MAC Delicates Studio Sculpt Defining Bronzing Powder ($35.50 for 0.35 oz.) is described as a “neutral deep bronze with fine gold shimmer.” It’s a muted, medium-dark brown with soft, warm undertones and a golden shimmer-sheen finish. In order get color payoff for a swatch, I had to scrape off a layer of product with a metal spatula. The surface hardened noticeably after using it three times (once to swatch, twice to apply to the face). The texture is very thin and stiff, which made it difficult to dislodge color from the pan. Applied, it doesn’t look bad, and it has a nice, satin-matte finish that doesn’t look flat but isn’t luminous, but unless you’re very fair, you’ll need to pack it on with five or six layers (I used eight just to get it to show up in photos). The powder that I did manage to apply lasted for seven hours before fading. It’s actually blendable once you get it on the brush, so it’s such a shame that it is pressed so firmly. Hourglass Luminous Bronze Light (P, $50.00) is warmer, yellower. Dolce and Gabbana Desert (P, $51.00) is more matte. Urban Decay Naked on the Run Bronzer (LE) is lighter. Too Faced Spice (LE) is more shimmery. Too Faced Chocolate Soleil (P) is more matte, cooler-toned. MAC Nude on Board (LE, $30.00) is similar. See comparison swatches / compare dupes side-by-side.
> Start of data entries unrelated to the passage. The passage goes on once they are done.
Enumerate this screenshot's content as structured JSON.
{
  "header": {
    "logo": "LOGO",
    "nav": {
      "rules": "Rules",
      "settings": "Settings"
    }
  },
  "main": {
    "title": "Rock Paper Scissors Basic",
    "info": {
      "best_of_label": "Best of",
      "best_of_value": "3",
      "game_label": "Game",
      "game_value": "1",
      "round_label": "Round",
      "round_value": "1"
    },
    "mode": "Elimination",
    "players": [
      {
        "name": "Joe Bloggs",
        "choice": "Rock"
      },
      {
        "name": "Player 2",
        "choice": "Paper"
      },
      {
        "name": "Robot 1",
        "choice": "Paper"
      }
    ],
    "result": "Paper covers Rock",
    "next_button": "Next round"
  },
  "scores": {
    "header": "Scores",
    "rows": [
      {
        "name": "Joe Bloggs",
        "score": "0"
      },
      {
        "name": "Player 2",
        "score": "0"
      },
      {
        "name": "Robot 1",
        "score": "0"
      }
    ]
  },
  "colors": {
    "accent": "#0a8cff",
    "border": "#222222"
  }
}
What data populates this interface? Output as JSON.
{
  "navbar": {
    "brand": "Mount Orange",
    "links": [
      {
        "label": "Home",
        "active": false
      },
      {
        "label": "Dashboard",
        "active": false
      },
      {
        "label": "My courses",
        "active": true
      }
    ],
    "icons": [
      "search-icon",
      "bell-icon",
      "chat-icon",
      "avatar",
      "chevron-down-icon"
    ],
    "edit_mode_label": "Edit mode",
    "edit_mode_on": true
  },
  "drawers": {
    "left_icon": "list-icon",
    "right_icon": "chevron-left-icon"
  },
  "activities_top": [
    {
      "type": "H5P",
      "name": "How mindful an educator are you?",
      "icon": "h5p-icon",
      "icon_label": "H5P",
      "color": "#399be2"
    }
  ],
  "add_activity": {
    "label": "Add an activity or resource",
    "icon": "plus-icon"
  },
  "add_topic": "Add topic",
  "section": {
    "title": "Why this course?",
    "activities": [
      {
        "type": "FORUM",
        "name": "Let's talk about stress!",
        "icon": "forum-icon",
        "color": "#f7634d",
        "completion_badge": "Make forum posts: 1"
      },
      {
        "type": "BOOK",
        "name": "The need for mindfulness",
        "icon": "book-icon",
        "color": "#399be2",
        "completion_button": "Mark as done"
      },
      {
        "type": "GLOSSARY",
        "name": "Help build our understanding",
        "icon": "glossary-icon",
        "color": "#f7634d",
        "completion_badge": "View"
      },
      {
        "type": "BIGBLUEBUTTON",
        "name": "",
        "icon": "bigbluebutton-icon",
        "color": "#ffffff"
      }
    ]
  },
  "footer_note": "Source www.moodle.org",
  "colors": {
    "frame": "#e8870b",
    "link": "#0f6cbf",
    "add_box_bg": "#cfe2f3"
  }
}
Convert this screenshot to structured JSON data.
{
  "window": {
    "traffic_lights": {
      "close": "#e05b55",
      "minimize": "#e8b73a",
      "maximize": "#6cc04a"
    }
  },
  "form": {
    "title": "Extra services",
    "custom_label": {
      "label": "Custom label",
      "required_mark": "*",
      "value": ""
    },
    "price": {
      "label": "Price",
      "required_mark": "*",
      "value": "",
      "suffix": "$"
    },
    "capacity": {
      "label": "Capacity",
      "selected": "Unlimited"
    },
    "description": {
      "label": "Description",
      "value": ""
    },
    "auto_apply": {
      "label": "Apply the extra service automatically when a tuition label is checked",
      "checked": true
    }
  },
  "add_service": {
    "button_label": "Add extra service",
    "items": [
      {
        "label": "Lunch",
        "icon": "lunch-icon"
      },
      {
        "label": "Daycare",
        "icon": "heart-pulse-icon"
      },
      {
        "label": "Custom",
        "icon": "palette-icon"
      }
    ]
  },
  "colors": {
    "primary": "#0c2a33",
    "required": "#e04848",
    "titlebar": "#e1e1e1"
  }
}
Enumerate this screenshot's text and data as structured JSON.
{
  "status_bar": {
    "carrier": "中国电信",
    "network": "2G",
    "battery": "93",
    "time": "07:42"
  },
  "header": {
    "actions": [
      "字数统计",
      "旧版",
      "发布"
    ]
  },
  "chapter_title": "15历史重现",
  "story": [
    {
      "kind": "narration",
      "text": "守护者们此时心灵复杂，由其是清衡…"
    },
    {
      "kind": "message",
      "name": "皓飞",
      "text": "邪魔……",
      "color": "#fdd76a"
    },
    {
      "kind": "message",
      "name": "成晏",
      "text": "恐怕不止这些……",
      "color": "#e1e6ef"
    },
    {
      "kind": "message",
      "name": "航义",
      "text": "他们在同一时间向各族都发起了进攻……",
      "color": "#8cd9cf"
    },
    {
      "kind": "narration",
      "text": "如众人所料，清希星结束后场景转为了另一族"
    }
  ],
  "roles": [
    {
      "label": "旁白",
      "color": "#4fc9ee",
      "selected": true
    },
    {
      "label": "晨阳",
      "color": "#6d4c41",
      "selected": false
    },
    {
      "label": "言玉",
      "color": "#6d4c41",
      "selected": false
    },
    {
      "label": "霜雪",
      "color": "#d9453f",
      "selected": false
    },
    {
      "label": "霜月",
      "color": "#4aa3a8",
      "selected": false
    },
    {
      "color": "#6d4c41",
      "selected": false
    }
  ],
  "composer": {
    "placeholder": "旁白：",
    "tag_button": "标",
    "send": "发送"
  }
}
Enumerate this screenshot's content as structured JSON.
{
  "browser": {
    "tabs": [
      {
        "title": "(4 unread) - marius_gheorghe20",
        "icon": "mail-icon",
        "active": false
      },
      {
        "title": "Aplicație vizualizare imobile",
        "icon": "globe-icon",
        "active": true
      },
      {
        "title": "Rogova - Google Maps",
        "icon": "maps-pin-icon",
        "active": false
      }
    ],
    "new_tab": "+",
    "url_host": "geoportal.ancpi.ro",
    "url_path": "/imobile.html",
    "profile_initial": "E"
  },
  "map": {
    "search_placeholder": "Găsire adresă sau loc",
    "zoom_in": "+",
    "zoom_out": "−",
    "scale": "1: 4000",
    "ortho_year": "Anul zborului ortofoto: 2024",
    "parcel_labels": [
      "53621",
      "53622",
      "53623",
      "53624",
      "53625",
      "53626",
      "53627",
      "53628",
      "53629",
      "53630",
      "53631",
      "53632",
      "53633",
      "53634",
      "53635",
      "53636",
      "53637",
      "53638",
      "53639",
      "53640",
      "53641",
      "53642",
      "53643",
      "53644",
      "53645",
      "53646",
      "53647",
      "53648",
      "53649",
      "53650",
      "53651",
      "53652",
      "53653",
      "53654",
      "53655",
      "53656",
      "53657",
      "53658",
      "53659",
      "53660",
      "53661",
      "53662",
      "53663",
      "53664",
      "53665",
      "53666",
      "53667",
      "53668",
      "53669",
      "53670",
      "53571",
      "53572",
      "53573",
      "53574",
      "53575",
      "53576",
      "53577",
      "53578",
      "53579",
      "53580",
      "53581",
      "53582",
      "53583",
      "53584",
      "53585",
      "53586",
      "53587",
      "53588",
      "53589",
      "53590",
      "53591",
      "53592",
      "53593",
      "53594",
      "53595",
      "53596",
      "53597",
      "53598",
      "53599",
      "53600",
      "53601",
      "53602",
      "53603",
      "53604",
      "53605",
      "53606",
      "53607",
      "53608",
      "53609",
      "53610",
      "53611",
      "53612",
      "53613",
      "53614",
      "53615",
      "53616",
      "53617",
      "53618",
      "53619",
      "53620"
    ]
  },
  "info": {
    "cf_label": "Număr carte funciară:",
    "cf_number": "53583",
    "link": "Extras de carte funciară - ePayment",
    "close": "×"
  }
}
MAC Golden Rinse Studio Sculpt Defining Bronzing Powder ($35.50 for 0.35 oz.) is described as a “light brick reddish bronze with fine shimmer.” It’s a light-medium tan brown with subtle, warm undertones and a barely-there, satiny sheen. The texture felt smooth to the touch, but it was extremely stiff and firmly packed into the pan, so it was a challenge to grab pigment from the powder without scraping off layers or jabbing a rough brush against the surface. The powder itself, once loosened, has a very silky feel that is blendable and sits beautifully on the skin–but getting it on the skin is frustrating. With how firm the powder is, coverage is very sheer, but turned into a loose powder, it is more medium to full coverage depending on application. Applied, this shade wore well for seven hours on me. Guerlain #03 (P, $53.00) is darker. Dolce and Gabbana Desert (P, $51.00) is slightly darker. MAC Matte Bronze (LE, $70.00) is darker, matte. MAC Scone (LE, $25.00) is darker, matte. MAC Aphrodite’s Shell (LE, $33.00) is similar. See comparison swatches / compare dupes side-by-side.